|Science Diet was considered trendy in those days. Previous to that, Japanese cats had eaten rice with leftovers (miso soup, katsuo bushi flakes, vegetables, maybe some fish) poured on top. Remember, this was the era when there was no Internet, no Catster, no raw advocates (except maybe butchers, who probably threw scraps to their pets), no vet information. They WOULD have lived longer, except that while my vet kept giving them blood panels and we knew that they had kidney problems (yes, could have been the SD, but I haven't seen any data that shows that no cat who eats raw or canned never gets kidney problems), he never suggested any form of treatment. He did give the boy Chinese herbal medicine (which is regulated by the government here, and available only by prescription) for his liver, but that was it. I was ignorant. They were my first cats. I still go to that vet occasionally, because he has a good bedside manner and he's been in business so long that he knows a lot just through experience. And of all my vets, he's the only one who really knows about feline pregnancy and kittening, as he also works in cat rescue. My regular vet is more scientific, but is still young, and hasn't had as much practical experience.

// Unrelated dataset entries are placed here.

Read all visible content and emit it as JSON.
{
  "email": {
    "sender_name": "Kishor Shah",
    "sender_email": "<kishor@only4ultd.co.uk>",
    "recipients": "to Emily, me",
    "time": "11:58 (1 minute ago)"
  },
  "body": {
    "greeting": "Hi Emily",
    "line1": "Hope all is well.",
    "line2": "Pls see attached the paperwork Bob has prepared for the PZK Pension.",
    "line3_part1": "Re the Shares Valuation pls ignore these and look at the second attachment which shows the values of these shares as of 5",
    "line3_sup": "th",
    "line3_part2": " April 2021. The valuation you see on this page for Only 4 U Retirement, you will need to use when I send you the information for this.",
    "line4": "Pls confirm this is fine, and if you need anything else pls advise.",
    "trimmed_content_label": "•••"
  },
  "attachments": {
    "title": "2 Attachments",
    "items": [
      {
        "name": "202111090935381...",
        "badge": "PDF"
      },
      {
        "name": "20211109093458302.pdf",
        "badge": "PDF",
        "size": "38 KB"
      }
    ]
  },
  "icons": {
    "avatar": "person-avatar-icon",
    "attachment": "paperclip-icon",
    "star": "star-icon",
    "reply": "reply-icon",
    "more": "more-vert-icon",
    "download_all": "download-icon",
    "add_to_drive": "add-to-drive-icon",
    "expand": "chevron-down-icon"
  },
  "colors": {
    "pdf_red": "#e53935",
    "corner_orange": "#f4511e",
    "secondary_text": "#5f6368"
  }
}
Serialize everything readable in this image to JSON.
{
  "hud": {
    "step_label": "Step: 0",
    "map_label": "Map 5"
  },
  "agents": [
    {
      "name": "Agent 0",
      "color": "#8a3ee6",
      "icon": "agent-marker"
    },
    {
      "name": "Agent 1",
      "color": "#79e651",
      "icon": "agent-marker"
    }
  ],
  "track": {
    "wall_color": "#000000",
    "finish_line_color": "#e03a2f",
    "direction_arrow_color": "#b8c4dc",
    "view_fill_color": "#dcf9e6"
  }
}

I must say, though, that although my cats could have lived longer with a better diet and more aggressive medical care, they showed no signs of illness until a few days before they went. It was a merciful death, for them and me (kidney failure is like pulling an electrical cord out of a socket--electrolyte disturbances cause the heart to stop instantly), and they both died naturally in their sleep.
As for throwing a quail across the floor to engage Kitty's prey instinct--must say that I admire that, although with my back and hips being the way they are, I wouldn't want to clean up afterwards. Maybe if I had a housekeeper...
|my posts | my page | msg me | my family's posts | gift me | become friends|| [notify]|